…Senator Sean Duffy (R-WI) has introduced legislation to remove Gray wolves from the Federal Endangered Species List. The senator wants to use science-based wildlife management for Wisconsin’s Gray wolf population he says. Senator Duffy’s science-based management is a trophy hunt on Wisconsin’s Gray wolf. That’s precisely what he wants for Wisconsin’s Gray wolf; delisting them to be a trophy in a hunter’s game room. The senator is seeking re-election to a fifth term in November.
Advocates please write a letter to the editor regarding the following news article.

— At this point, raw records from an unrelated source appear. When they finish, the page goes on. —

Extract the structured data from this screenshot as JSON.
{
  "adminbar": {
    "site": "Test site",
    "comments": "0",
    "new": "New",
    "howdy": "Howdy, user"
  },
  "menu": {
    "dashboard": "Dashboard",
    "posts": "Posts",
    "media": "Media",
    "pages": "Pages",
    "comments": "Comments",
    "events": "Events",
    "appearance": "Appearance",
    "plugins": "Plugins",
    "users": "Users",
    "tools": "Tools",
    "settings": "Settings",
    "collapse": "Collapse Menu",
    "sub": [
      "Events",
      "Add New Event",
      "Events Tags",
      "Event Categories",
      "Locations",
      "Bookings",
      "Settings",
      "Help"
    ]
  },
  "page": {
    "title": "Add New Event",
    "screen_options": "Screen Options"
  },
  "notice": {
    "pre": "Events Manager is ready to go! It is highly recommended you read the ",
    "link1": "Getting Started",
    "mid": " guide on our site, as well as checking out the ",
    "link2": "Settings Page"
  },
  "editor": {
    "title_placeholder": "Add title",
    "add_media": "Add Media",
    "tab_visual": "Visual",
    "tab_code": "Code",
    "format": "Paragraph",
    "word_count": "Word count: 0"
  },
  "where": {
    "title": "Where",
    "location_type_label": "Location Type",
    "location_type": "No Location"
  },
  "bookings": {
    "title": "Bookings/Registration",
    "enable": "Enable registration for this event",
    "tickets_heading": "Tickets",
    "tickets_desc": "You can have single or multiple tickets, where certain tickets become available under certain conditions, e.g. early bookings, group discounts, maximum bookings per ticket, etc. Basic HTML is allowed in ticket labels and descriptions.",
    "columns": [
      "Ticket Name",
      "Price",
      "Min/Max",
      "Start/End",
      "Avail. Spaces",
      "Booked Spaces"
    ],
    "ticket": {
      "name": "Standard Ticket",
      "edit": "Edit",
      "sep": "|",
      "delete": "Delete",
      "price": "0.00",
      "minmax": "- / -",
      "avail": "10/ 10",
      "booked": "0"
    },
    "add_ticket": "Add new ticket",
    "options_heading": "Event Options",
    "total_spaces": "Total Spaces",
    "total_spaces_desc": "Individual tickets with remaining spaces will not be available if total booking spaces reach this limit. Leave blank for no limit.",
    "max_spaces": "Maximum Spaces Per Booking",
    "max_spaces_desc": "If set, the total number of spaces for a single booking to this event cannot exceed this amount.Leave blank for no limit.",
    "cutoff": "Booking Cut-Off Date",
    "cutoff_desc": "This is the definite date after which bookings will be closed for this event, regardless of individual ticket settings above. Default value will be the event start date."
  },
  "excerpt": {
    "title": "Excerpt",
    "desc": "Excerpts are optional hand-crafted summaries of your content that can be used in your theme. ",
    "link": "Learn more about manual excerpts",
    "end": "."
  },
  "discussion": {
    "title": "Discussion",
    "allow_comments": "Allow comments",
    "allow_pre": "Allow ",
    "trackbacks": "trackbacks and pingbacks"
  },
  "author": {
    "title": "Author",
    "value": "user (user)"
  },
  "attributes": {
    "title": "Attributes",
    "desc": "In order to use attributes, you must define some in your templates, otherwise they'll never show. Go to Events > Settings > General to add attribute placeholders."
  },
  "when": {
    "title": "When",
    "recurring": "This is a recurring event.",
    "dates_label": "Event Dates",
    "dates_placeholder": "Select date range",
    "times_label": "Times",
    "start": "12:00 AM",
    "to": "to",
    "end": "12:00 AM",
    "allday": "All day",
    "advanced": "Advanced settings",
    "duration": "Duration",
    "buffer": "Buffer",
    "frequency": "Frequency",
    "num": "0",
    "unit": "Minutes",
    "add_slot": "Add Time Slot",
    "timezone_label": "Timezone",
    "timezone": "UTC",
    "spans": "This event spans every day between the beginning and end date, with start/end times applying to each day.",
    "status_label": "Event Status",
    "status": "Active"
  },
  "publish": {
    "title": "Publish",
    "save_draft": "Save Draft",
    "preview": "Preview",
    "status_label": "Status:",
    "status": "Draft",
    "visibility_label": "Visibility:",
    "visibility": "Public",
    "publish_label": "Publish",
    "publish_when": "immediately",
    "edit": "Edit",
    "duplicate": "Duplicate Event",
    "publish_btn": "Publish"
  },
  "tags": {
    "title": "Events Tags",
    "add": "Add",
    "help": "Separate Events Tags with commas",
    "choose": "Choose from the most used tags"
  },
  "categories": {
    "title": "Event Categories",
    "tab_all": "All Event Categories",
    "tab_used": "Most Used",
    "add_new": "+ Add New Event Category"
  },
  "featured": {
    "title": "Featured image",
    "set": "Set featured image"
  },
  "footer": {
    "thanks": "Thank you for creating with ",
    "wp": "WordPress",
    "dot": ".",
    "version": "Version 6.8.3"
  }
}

I have a blog already written for you to refer to on how to write a letter to the editor and the links to Wisconsin newspapers click here.
WASHINGTON, DC (WAOW) U.S. Rep. Sean Duffy, R-Wis., said Wednesday he introduced legislation to remove gray wolves from the federal endangered species list and give management of them to the states.
“Wisconsin deserves the opportunity to use science-based wildlife management for our own gray wolf population, because we know what’s better for our state’s ecosystem better than activist judges in Washington,” Duffy said in a statement.
The congressman, who is seeking re-election to a fifth term in November, said his bill has bipartisan support.
Earlier this summer, the state Department of Natural Resources reported between 900 and 950 wolves roamed the state last winter, and evidence indicated the population was stabilizing.
Decades of bounty hunting wiped out wolves in Wisconsin by the 1950s. But they have migrated back from Minnesota since they were put on the endangered species list in the 1970s.
Wolves were removed from the list in 2011 but legal challenges led them to be put back on in 2014.
Wolf advocates get those letters written and submitted to your local newspaper.
The following graphic shows how Wisconsin intends to manages gray wolves.
Here’s a blog with facts about Wisconsin’s Gray wolf facts from Wisconsin Department of Natural Resources Wolf Monitoring Report Winter 2017-2018 Click Here
The following are two very crucial facts from the report.
In wolf management units 1, 2, and 5, considered to be primary wolf range and containing 80% of the minimum winter wolf count, deer density estimates increased 19% compared to 2016.
White-tailed deer density estimates increased 2% statewide from the previous year estimate (Stenglein, 2018). In wolf management units 1, 2, and 5, considered to be primary wolf range and containing 80% of the minimum winter wolf count, deer density estimates increased 19% compared to 2016.
Wolf mortality was monitored through field observation and mandatory reporting of control mortalities. Cause of death for wolves reported dead in the field was determined through field investigation or by necropsy when illegal activity was suspected or where cause of death was not evident during field investigation. A total of 36 wolf mortalities were detected during the monitoring period. Detected mortalities represented 4% of the minimum 2016-2017 late winter count of 925- 952 wolves according to the report.
Vehicle collisions (39%) and illegal kills (19%) were the leading causes of death for detected mortalities and were similar to the rates detected the previous year. Human caused mortality represented 72% of known cause detected mortalities overall. [for more details click here]